PROVIDED DATA below:

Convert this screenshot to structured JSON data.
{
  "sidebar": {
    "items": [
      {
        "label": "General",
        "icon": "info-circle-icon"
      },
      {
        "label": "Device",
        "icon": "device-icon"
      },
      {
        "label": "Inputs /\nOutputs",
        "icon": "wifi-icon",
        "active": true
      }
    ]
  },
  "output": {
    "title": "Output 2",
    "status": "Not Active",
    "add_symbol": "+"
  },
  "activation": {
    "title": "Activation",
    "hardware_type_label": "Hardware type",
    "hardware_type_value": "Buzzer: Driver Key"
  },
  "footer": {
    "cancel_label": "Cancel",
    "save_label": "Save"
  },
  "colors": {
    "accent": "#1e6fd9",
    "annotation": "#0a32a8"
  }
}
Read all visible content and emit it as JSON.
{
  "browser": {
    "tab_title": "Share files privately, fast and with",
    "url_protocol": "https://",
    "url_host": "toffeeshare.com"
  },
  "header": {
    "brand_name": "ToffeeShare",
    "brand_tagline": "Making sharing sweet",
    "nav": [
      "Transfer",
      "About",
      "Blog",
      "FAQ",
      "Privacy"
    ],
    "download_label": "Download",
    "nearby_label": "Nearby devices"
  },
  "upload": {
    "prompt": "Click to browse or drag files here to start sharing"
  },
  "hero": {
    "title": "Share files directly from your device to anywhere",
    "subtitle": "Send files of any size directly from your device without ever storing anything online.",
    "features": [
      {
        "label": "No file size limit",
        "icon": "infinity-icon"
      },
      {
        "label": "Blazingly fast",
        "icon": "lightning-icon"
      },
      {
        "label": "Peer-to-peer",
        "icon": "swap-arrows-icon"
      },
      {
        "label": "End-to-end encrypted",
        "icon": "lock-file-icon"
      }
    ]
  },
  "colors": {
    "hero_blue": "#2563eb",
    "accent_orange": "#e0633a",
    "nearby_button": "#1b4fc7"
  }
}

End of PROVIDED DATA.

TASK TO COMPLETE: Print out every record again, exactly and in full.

TASK SOLUTION:
Convert this screenshot to structured JSON data.
{
  "sidebar": {
    "items": [
      {
        "label": "General",
        "icon": "info-circle-icon"
      },
      {
        "label": "Device",
        "icon": "device-icon"
      },
      {
        "label": "Inputs /\nOutputs",
        "icon": "wifi-icon",
        "active": true
      }
    ]
  },
  "output": {
    "title": "Output 2",
    "status": "Not Active",
    "add_symbol": "+"
  },
  "activation": {
    "title": "Activation",
    "hardware_type_label": "Hardware type",
    "hardware_type_value": "Buzzer: Driver Key"
  },
  "footer": {
    "cancel_label": "Cancel",
    "save_label": "Save"
  },
  "colors": {
    "accent": "#1e6fd9",
    "annotation": "#0a32a8"
  }
}
Read all visible content and emit it as JSON.
{
  "browser": {
    "tab_title": "Share files privately, fast and with",
    "url_protocol": "https://",
    "url_host": "toffeeshare.com"
  },
  "header": {
    "brand_name": "ToffeeShare",
    "brand_tagline": "Making sharing sweet",
    "nav": [
      "Transfer",
      "About",
      "Blog",
      "FAQ",
      "Privacy"
    ],
    "download_label": "Download",
    "nearby_label": "Nearby devices"
  },
  "upload": {
    "prompt": "Click to browse or drag files here to start sharing"
  },
  "hero": {
    "title": "Share files directly from your device to anywhere",
    "subtitle": "Send files of any size directly from your device without ever storing anything online.",
    "features": [
      {
        "label": "No file size limit",
        "icon": "infinity-icon"
      },
      {
        "label": "Blazingly fast",
        "icon": "lightning-icon"
      },
      {
        "label": "Peer-to-peer",
        "icon": "swap-arrows-icon"
      },
      {
        "label": "End-to-end encrypted",
        "icon": "lock-file-icon"
      }
    ]
  },
  "colors": {
    "hero_blue": "#2563eb",
    "accent_orange": "#e0633a",
    "nearby_button": "#1b4fc7"
  }
}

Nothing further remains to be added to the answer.